**Required action:** Pick out the lines below that include the string "name".

(Records for this exercise begins)

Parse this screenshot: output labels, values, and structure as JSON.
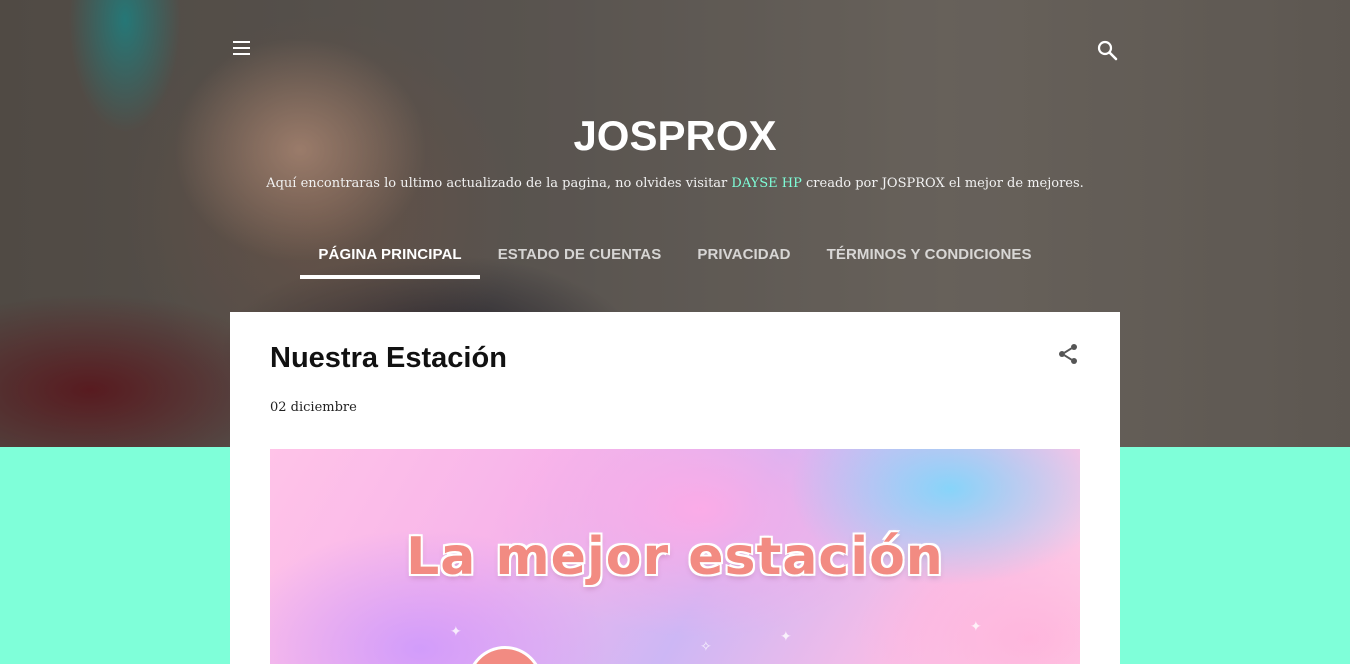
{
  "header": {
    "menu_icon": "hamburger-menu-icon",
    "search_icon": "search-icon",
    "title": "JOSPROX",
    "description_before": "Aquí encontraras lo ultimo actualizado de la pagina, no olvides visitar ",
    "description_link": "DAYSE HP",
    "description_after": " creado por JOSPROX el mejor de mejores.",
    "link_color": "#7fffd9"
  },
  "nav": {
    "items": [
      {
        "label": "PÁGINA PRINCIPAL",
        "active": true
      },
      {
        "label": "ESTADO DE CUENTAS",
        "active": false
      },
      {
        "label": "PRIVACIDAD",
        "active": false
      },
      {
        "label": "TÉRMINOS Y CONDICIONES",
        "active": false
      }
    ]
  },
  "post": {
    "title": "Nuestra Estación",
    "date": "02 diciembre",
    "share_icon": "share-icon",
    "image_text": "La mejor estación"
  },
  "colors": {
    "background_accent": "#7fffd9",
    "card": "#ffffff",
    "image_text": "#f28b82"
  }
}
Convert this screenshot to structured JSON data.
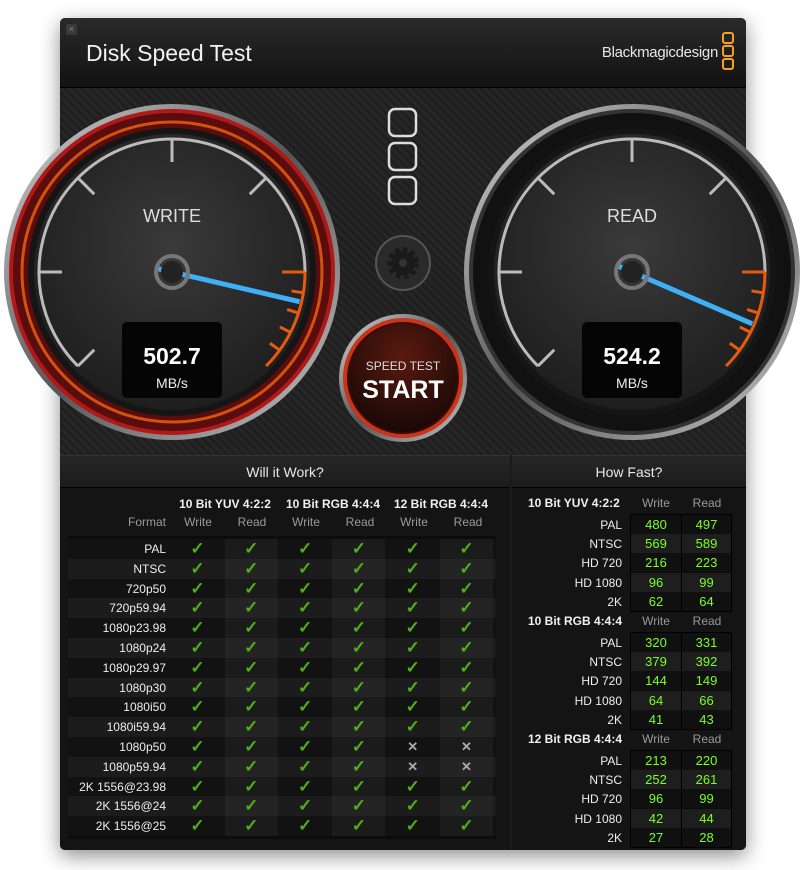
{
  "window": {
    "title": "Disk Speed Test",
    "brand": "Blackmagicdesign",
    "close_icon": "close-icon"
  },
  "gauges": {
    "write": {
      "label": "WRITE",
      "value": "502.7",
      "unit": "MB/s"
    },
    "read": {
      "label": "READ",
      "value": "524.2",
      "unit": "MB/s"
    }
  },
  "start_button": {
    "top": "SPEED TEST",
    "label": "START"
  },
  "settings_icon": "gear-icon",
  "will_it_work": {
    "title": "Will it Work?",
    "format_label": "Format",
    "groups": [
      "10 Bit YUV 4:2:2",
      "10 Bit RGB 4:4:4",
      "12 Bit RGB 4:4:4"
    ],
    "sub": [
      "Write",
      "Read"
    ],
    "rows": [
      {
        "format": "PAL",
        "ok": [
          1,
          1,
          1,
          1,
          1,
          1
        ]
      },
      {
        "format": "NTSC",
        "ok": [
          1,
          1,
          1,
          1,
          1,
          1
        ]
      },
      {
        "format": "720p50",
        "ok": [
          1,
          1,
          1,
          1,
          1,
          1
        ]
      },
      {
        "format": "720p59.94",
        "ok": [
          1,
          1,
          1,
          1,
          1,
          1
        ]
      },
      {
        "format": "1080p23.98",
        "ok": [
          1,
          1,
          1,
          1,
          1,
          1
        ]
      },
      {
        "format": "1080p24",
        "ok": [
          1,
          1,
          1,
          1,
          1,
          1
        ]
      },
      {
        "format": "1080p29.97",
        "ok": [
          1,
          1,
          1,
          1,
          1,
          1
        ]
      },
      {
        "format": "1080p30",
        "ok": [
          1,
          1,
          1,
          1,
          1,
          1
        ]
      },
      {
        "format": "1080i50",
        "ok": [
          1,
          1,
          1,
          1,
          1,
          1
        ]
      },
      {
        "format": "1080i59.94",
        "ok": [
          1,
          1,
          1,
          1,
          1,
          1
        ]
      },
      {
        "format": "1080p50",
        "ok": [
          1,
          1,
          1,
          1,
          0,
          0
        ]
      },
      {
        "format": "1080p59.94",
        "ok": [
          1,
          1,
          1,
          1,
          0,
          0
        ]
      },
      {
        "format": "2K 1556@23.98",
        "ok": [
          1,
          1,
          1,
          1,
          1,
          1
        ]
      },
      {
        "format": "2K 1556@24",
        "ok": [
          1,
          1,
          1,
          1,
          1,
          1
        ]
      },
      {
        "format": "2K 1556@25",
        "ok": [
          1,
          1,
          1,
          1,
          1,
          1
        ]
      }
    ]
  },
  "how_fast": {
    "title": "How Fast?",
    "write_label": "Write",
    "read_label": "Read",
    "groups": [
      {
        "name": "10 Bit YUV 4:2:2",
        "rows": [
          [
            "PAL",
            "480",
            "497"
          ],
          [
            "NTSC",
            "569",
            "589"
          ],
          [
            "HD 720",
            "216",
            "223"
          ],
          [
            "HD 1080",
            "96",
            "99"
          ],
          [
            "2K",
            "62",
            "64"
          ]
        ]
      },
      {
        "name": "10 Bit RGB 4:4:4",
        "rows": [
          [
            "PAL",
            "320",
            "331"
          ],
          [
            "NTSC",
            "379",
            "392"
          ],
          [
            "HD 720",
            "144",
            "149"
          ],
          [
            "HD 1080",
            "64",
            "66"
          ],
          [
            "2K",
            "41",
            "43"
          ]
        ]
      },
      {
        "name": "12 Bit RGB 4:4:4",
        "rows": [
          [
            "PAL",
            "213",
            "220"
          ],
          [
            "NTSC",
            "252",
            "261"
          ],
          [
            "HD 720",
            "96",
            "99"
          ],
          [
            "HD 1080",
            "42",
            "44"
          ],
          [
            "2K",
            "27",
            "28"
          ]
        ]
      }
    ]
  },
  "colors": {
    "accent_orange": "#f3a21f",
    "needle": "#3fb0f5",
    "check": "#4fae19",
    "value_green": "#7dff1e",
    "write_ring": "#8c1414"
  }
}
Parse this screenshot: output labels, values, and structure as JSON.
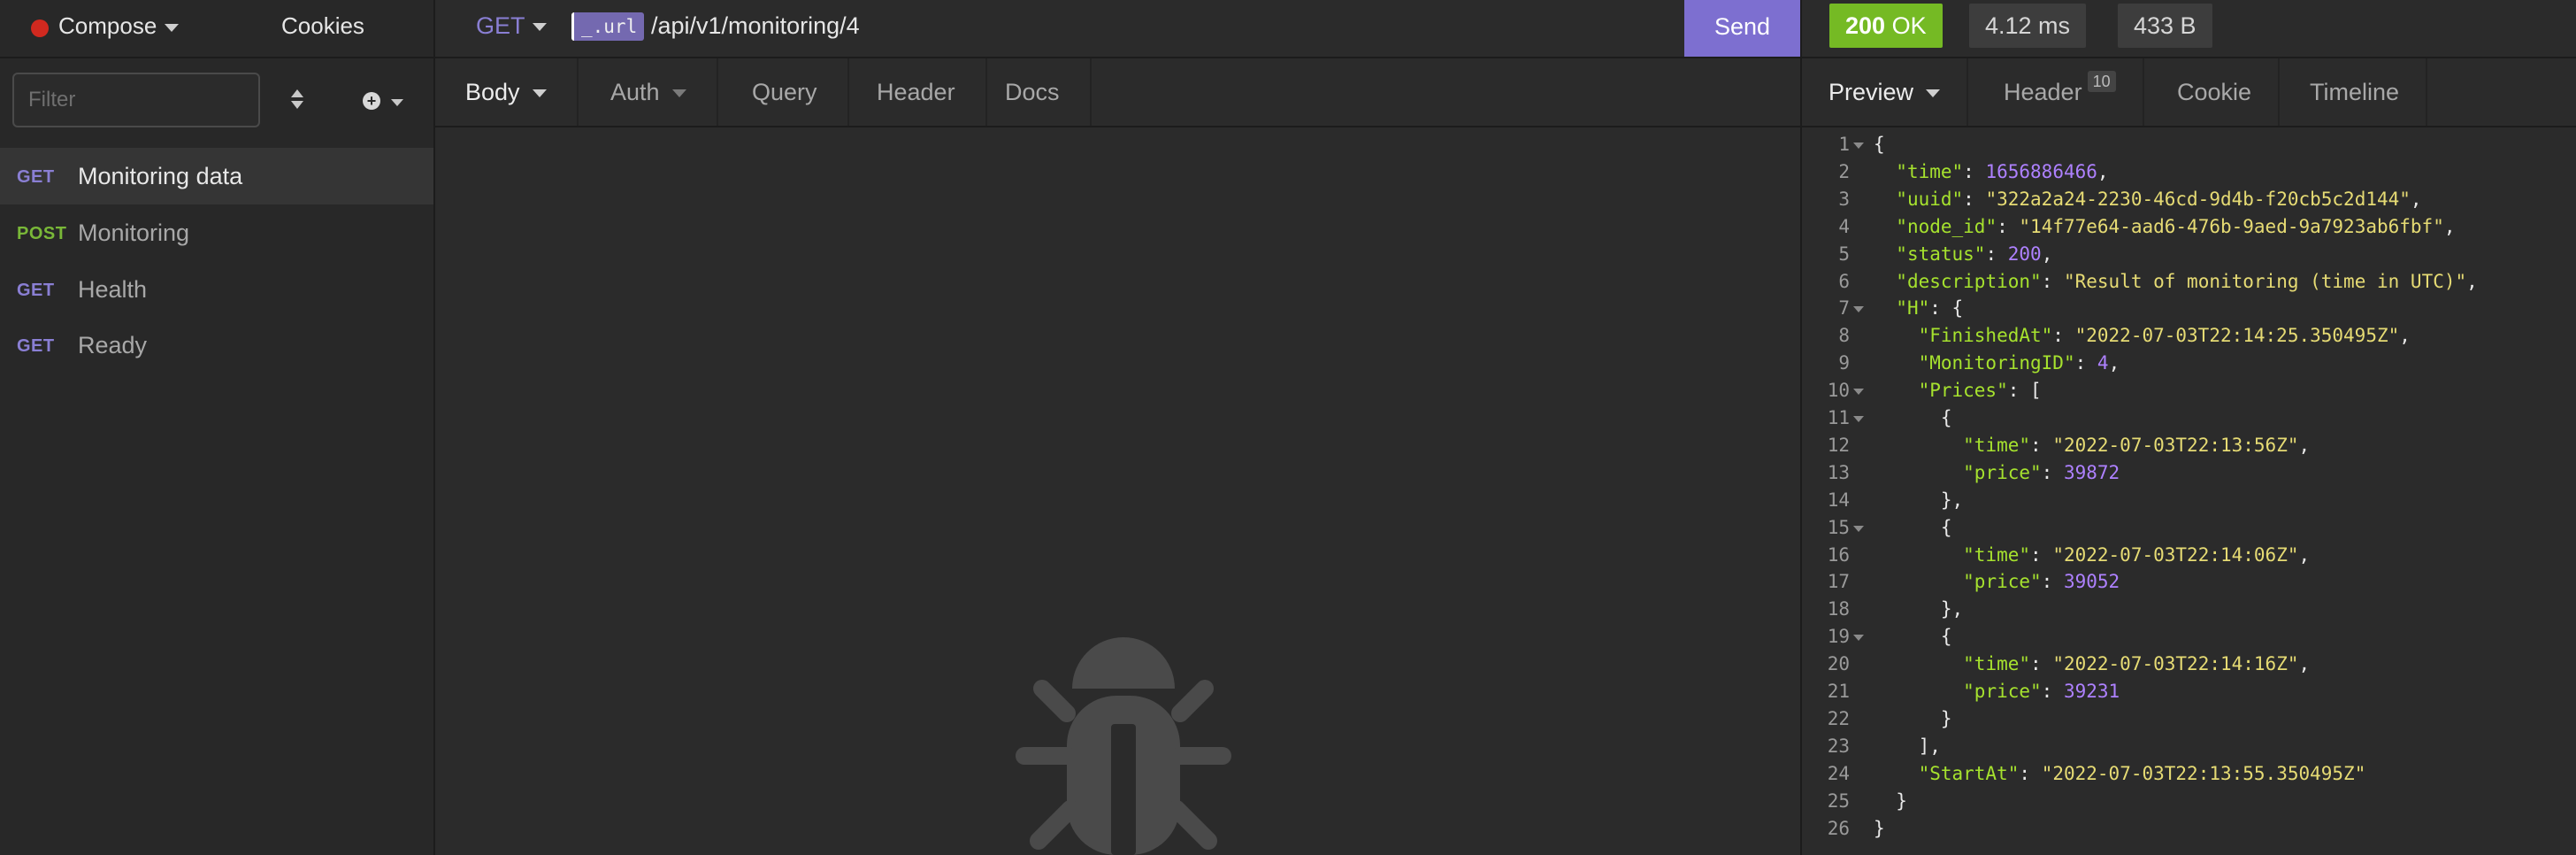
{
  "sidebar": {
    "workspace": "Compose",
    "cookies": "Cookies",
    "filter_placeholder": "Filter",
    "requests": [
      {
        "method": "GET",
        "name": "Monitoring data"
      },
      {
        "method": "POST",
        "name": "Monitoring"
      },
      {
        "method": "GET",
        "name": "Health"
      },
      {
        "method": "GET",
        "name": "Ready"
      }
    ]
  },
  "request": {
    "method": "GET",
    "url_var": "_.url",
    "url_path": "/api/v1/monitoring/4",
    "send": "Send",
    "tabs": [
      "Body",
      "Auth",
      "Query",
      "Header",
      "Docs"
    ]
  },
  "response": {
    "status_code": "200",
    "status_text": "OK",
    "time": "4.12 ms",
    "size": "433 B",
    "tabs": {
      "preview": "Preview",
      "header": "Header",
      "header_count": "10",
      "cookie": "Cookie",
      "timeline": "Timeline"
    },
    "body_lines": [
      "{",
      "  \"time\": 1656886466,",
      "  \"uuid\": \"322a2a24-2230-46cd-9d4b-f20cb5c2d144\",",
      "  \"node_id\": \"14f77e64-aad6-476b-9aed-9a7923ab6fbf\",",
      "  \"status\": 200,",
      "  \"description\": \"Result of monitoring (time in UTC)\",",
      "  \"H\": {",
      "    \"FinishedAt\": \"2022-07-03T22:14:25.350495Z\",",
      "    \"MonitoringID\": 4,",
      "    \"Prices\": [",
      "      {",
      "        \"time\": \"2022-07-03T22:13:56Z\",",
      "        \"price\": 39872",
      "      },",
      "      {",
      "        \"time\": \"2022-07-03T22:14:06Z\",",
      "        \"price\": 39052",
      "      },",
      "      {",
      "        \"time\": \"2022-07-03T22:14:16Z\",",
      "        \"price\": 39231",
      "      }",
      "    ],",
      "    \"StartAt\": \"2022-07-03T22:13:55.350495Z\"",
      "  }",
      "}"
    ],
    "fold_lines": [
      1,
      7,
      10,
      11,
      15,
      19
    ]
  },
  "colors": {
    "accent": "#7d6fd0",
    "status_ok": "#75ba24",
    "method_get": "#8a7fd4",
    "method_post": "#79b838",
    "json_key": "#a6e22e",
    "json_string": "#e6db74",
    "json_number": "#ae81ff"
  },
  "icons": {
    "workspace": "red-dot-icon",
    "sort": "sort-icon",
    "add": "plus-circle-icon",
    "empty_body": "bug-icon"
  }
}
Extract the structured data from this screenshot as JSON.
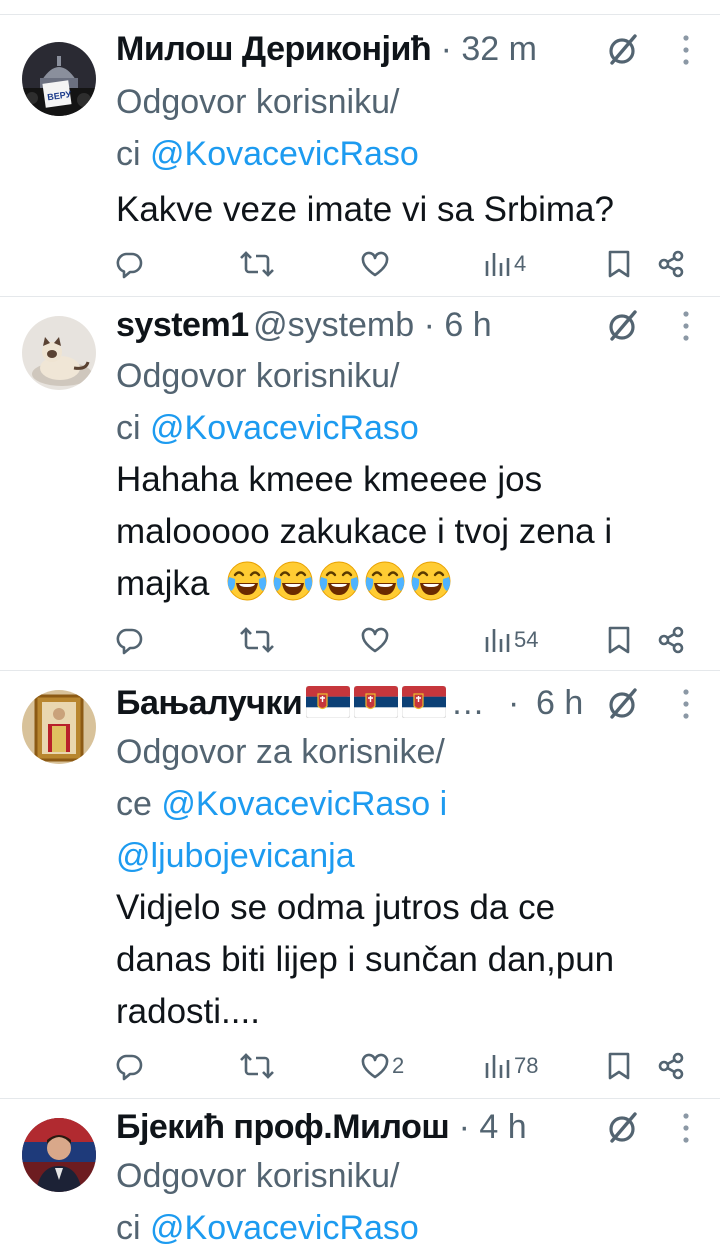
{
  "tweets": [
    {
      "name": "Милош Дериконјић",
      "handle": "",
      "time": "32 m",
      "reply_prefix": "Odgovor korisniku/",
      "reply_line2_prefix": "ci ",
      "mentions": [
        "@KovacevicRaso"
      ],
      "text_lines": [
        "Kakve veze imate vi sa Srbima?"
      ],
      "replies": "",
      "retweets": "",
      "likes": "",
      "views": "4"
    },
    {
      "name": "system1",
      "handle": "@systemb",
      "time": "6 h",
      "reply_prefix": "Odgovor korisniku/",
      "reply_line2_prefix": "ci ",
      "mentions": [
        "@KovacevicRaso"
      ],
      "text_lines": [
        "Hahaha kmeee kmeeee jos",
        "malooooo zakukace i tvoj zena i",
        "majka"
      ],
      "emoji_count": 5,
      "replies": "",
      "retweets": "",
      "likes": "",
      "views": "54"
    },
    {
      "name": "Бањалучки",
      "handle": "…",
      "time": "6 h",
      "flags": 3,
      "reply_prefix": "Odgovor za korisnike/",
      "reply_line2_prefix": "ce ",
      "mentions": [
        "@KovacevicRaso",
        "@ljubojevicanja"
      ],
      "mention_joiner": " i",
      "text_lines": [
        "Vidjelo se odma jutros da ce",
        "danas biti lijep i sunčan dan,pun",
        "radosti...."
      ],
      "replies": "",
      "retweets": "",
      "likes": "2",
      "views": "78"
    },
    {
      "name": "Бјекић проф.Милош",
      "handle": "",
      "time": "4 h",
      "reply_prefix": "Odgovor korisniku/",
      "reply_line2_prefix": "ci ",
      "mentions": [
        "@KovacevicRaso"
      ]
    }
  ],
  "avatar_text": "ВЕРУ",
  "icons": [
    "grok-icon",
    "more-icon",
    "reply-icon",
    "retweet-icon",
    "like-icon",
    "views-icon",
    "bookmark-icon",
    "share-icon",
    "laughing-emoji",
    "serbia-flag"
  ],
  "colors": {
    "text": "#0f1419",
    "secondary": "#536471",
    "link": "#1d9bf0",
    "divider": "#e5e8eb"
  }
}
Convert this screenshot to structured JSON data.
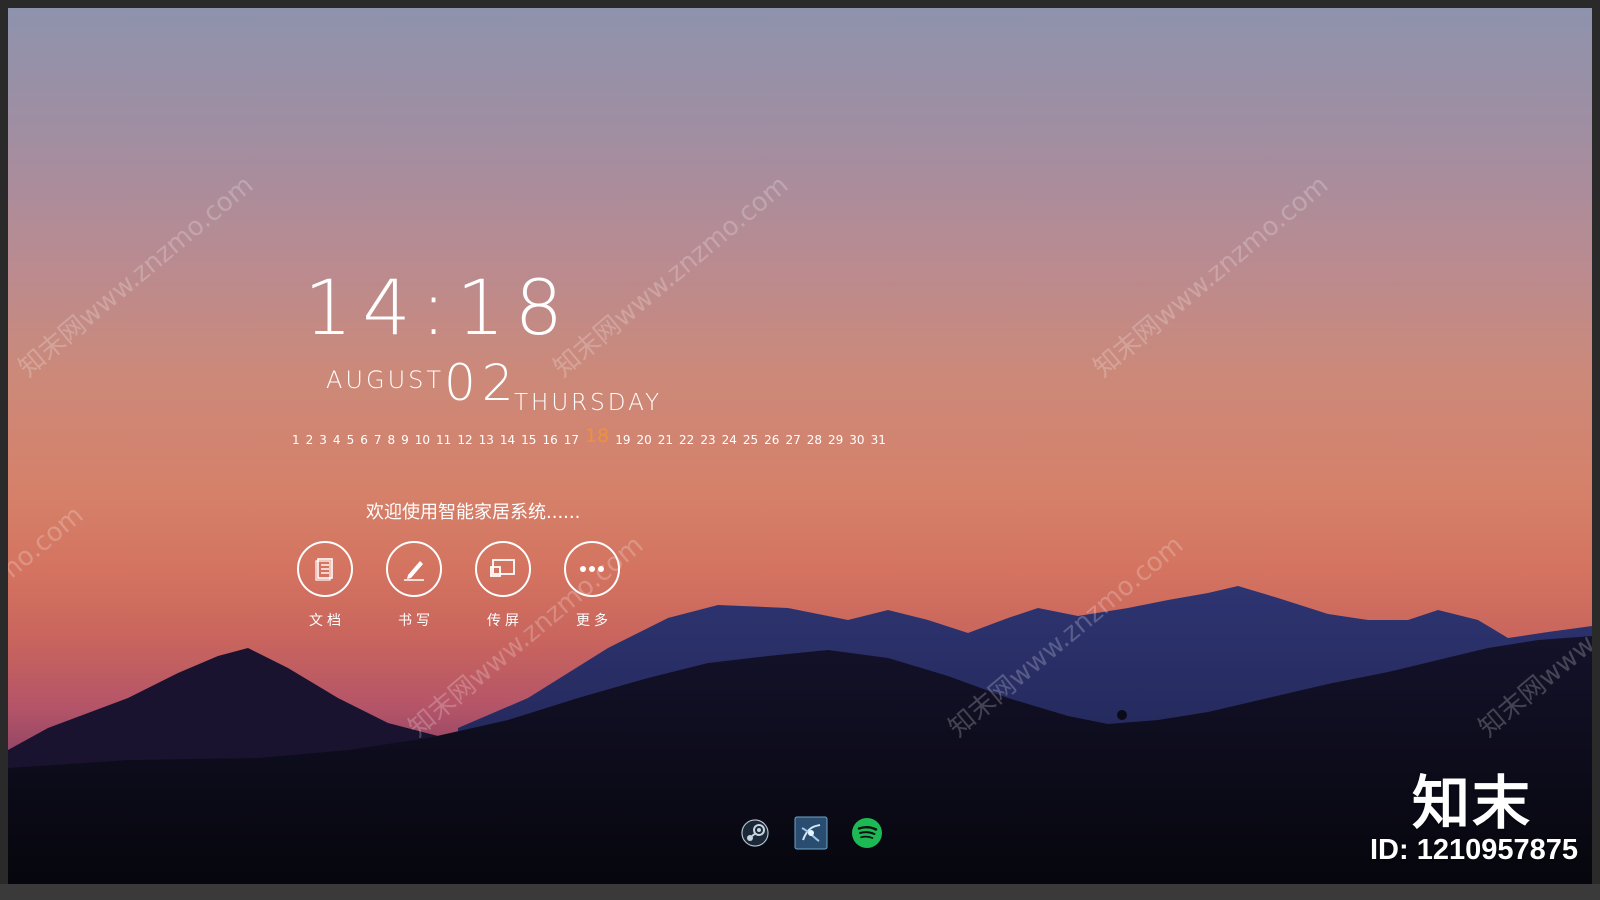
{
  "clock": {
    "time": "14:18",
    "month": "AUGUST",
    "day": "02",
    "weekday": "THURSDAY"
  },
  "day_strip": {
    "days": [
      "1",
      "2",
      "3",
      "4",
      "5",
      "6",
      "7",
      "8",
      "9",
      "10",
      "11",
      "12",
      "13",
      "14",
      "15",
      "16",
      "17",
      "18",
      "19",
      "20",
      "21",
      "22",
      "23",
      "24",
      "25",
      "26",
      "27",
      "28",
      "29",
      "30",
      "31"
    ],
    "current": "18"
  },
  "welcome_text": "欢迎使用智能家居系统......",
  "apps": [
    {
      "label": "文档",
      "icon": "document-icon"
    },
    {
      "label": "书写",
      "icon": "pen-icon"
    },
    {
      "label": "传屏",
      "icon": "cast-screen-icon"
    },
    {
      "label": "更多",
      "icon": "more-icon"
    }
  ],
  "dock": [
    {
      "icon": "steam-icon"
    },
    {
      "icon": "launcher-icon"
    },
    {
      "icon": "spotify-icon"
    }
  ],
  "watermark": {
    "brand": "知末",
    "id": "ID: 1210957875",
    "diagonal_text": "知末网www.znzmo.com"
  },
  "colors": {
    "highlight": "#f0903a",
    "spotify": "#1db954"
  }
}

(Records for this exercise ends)

**Solution below:**
        "name": "10 Bit YUV 4:2:2",
        "name": "10 Bit RGB 4:4:4",
        "name": "12 Bit RGB 4:4:4",
        "name": "Monitoring data"
        "name": "Monitoring"
        "name": "Health"
        "name": "Ready"
      "name": "Милош Дериконјић",
      "name": "system1",
      "name": "Бањалучки",
      "name": "Бјекић проф.Милош",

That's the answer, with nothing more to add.